## [DATA IN THIS EXERCISE]

......

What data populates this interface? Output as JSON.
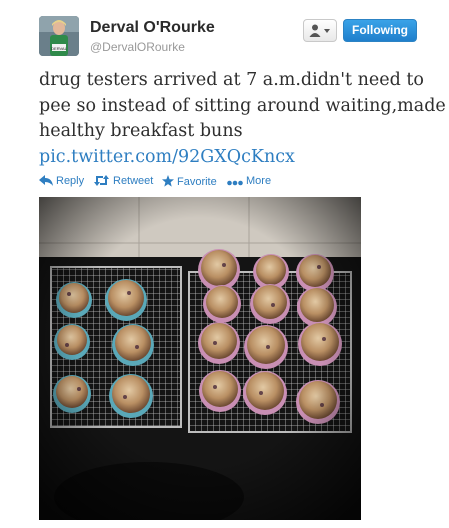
{
  "user": {
    "name": "Derval O'Rourke",
    "handle": "@DervalORourke",
    "bib_text": "DERVAL"
  },
  "buttons": {
    "follow_label": "Following"
  },
  "tweet": {
    "text_lines": [
      "drug testers arrived at 7 a.m.didn't need to",
      "pee so instead of sitting around waiting,made",
      "healthy breakfast buns"
    ],
    "link": "pic.twitter.com/92GXQcKncx"
  },
  "actions": {
    "reply": "Reply",
    "retweet": "Retweet",
    "favorite": "Favorite",
    "more": "More"
  },
  "colors": {
    "link": "#2e7ec1",
    "follow_button": "#2a8ed8"
  },
  "icons": {
    "user_menu": "user-dropdown-icon",
    "reply": "reply-arrow-icon",
    "retweet": "retweet-icon",
    "favorite": "star-icon",
    "more": "more-dots-icon"
  }
}
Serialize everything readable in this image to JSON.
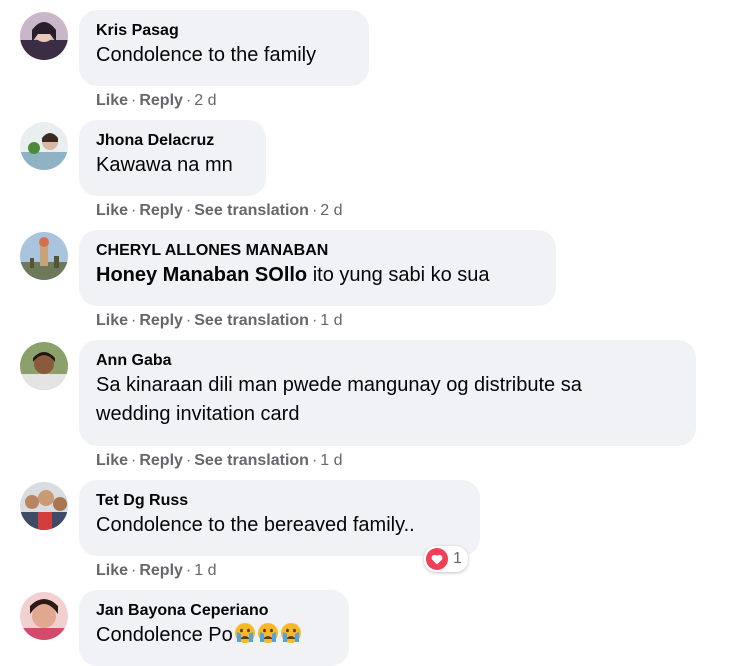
{
  "colors": {
    "bubble_bg": "#f0f2f5",
    "text": "#050505",
    "meta": "#65676b",
    "heart": "#f33e58"
  },
  "comments": [
    {
      "author": "Kris Pasag",
      "text": "Condolence to the family",
      "like": "Like",
      "reply": "Reply",
      "time": "2 d"
    },
    {
      "author": "Jhona Delacruz",
      "text": "Kawawa na mn",
      "like": "Like",
      "reply": "Reply",
      "see_translation": "See translation",
      "time": "2 d"
    },
    {
      "author": "CHERYL ALLONES MANABAN",
      "mention": "Honey Manaban SOllo",
      "text": " ito yung sabi ko sua",
      "like": "Like",
      "reply": "Reply",
      "see_translation": "See translation",
      "time": "1 d"
    },
    {
      "author": "Ann Gaba",
      "text_line1": "Sa kinaraan dili man pwede mangunay og distribute sa",
      "text_line2": "wedding invitation card",
      "like": "Like",
      "reply": "Reply",
      "see_translation": "See translation",
      "time": "1 d"
    },
    {
      "author": "Tet Dg Russ",
      "text": "Condolence to the bereaved family..",
      "like": "Like",
      "reply": "Reply",
      "time": "1 d",
      "reaction_icon": "heart-icon",
      "reaction_count": "1"
    },
    {
      "author": "Jan Bayona Ceperiano",
      "text": "Condolence Po",
      "emoji_icon": "crying-face-icon"
    }
  ]
}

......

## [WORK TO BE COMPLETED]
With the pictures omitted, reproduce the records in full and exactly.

## [WRITTEN RESPONSE]
What data populates this interface? Output as JSON.
{
  "user": {
    "name": "Derval O'Rourke",
    "handle": "@DervalORourke",
    "bib_text": "DERVAL"
  },
  "buttons": {
    "follow_label": "Following"
  },
  "tweet": {
    "text_lines": [
      "drug testers arrived at 7 a.m.didn't need to",
      "pee so instead of sitting around waiting,made",
      "healthy breakfast buns"
    ],
    "link": "pic.twitter.com/92GXQcKncx"
  },
  "actions": {
    "reply": "Reply",
    "retweet": "Retweet",
    "favorite": "Favorite",
    "more": "More"
  },
  "colors": {
    "link": "#2e7ec1",
    "follow_button": "#2a8ed8"
  },
  "icons": {
    "user_menu": "user-dropdown-icon",
    "reply": "reply-arrow-icon",
    "retweet": "retweet-icon",
    "favorite": "star-icon",
    "more": "more-dots-icon"
  }
}
Serialize everything readable in this image to JSON.
{
  "colors": {
    "bubble_bg": "#f0f2f5",
    "text": "#050505",
    "meta": "#65676b",
    "heart": "#f33e58"
  },
  "comments": [
    {
      "author": "Kris Pasag",
      "text": "Condolence to the family",
      "like": "Like",
      "reply": "Reply",
      "time": "2 d"
    },
    {
      "author": "Jhona Delacruz",
      "text": "Kawawa na mn",
      "like": "Like",
      "reply": "Reply",
      "see_translation": "See translation",
      "time": "2 d"
    },
    {
      "author": "CHERYL ALLONES MANABAN",
      "mention": "Honey Manaban SOllo",
      "text": " ito yung sabi ko sua",
      "like": "Like",
      "reply": "Reply",
      "see_translation": "See translation",
      "time": "1 d"
    },
    {
      "author": "Ann Gaba",
      "text_line1": "Sa kinaraan dili man pwede mangunay og distribute sa",
      "text_line2": "wedding invitation card",
      "like": "Like",
      "reply": "Reply",
      "see_translation": "See translation",
      "time": "1 d"
    },
    {
      "author": "Tet Dg Russ",
      "text": "Condolence to the bereaved family..",
      "like": "Like",
      "reply": "Reply",
      "time": "1 d",
      "reaction_icon": "heart-icon",
      "reaction_count": "1"
    },
    {
      "author": "Jan Bayona Ceperiano",
      "text": "Condolence Po",
      "emoji_icon": "crying-face-icon"
    }
  ]
}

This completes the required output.